Data to examine:

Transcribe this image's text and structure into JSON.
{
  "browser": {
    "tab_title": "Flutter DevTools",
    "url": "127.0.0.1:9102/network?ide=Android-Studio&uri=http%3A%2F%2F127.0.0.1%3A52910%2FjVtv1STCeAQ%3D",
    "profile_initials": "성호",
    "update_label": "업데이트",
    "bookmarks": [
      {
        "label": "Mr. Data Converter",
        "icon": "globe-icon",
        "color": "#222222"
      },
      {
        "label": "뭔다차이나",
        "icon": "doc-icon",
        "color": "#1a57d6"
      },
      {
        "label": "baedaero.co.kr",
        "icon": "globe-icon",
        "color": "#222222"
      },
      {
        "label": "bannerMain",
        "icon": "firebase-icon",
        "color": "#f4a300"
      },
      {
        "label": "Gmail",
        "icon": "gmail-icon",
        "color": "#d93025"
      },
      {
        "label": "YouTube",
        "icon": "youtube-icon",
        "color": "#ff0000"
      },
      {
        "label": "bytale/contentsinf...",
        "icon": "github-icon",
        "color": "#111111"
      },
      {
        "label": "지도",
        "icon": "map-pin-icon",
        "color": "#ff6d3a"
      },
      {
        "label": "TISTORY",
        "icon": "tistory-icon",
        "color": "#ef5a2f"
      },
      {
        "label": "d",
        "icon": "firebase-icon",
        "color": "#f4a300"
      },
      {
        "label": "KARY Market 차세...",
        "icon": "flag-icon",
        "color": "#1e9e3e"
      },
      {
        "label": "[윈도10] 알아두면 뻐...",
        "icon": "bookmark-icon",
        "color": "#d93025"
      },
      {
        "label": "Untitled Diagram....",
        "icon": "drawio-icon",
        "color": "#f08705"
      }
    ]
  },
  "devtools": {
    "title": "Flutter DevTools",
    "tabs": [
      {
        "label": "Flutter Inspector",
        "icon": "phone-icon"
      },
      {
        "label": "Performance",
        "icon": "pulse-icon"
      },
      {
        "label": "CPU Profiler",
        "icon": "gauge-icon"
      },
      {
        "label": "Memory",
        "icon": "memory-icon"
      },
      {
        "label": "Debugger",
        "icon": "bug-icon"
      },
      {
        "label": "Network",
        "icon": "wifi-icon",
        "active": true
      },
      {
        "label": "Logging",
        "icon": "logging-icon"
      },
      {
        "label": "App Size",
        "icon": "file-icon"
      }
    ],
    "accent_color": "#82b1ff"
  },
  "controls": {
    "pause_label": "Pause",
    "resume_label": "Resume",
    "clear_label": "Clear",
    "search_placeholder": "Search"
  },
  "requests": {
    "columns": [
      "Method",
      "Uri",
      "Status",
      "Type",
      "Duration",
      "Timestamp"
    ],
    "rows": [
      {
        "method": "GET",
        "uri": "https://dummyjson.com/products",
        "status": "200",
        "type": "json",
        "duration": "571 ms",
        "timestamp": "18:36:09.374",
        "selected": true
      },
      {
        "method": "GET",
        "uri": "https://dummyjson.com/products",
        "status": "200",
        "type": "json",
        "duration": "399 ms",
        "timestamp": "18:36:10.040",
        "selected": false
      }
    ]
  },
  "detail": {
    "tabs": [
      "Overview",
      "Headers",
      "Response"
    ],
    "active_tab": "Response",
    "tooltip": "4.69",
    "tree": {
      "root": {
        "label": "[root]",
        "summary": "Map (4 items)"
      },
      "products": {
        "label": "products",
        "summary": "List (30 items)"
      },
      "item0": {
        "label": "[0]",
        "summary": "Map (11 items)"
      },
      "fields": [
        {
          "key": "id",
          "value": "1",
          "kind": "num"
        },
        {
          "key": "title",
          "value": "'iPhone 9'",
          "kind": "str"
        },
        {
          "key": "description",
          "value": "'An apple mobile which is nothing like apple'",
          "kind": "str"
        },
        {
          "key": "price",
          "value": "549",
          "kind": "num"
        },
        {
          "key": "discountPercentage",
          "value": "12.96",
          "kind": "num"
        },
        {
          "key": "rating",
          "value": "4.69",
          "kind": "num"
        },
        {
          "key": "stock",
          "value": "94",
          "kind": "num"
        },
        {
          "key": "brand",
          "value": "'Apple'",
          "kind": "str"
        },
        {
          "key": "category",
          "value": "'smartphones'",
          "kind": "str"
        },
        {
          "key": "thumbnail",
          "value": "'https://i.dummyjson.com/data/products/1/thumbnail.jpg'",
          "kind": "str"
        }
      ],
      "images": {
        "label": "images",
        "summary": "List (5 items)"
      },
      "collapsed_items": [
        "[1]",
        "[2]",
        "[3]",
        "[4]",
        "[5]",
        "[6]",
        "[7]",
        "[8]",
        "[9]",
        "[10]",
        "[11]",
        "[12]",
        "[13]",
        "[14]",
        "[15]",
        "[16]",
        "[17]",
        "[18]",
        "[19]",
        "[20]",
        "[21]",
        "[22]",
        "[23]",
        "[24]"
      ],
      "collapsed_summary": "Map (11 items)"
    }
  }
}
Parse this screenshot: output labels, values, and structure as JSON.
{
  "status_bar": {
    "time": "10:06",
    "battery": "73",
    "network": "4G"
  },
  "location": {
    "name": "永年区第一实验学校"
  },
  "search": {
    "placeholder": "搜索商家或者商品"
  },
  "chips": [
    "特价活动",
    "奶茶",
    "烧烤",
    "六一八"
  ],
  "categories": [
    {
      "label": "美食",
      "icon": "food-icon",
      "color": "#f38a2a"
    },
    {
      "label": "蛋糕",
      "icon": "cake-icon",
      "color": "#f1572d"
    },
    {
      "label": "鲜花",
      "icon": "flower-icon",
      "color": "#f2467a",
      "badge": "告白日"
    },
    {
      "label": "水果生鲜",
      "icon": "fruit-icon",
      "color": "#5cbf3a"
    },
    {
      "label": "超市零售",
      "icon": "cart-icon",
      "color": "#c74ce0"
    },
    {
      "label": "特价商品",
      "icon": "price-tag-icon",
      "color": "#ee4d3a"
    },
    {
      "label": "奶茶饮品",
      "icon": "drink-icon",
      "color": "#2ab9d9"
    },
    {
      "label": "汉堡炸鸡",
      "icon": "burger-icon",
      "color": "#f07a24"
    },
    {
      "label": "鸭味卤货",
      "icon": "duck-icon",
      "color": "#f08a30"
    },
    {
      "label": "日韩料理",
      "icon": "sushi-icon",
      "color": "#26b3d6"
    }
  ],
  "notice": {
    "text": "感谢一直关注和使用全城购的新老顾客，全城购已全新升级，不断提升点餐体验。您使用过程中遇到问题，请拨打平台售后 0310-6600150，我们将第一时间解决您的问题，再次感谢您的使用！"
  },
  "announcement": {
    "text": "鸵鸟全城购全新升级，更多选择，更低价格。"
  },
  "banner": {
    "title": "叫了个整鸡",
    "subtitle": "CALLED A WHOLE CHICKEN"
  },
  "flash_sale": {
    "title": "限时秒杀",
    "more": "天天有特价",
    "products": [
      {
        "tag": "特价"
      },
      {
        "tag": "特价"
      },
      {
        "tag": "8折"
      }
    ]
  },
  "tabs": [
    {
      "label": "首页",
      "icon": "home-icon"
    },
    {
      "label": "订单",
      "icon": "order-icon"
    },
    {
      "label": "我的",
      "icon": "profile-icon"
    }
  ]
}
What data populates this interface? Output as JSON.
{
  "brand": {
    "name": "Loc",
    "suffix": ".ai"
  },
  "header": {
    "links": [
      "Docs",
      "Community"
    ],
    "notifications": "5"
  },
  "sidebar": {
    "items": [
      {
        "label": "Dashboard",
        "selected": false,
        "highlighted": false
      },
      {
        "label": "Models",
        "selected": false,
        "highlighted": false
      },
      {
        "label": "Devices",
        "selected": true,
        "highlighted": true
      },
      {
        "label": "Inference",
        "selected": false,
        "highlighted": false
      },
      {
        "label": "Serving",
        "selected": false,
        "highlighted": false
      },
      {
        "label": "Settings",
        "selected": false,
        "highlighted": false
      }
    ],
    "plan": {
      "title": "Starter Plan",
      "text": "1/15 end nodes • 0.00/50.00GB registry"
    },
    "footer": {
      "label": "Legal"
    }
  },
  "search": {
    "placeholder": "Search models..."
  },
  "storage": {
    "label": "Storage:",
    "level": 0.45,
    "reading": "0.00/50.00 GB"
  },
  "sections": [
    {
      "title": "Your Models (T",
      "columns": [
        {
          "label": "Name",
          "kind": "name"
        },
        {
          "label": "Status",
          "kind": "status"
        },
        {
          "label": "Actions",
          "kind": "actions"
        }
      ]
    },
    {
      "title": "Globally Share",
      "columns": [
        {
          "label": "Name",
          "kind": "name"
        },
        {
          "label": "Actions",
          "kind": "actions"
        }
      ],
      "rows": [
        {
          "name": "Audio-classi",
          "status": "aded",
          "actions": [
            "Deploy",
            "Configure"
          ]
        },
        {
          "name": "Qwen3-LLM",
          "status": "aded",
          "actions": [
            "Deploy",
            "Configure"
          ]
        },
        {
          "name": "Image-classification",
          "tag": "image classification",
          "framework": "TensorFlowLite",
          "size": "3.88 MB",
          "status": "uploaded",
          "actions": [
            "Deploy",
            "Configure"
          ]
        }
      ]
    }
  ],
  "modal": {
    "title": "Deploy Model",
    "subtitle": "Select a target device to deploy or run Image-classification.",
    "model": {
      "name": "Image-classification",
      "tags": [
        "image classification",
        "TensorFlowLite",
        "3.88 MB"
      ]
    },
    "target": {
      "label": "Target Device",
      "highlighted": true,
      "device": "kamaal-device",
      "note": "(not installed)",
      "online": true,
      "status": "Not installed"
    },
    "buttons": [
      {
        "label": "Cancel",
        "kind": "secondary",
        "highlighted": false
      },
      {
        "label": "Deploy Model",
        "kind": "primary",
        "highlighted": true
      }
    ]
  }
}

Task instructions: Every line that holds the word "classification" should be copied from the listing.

The answer:
          "name": "Image-classification",
          "tag": "image classification",
    "subtitle": "Select a target device to deploy or run Image-classification.",
      "name": "Image-classification",
        "image classification",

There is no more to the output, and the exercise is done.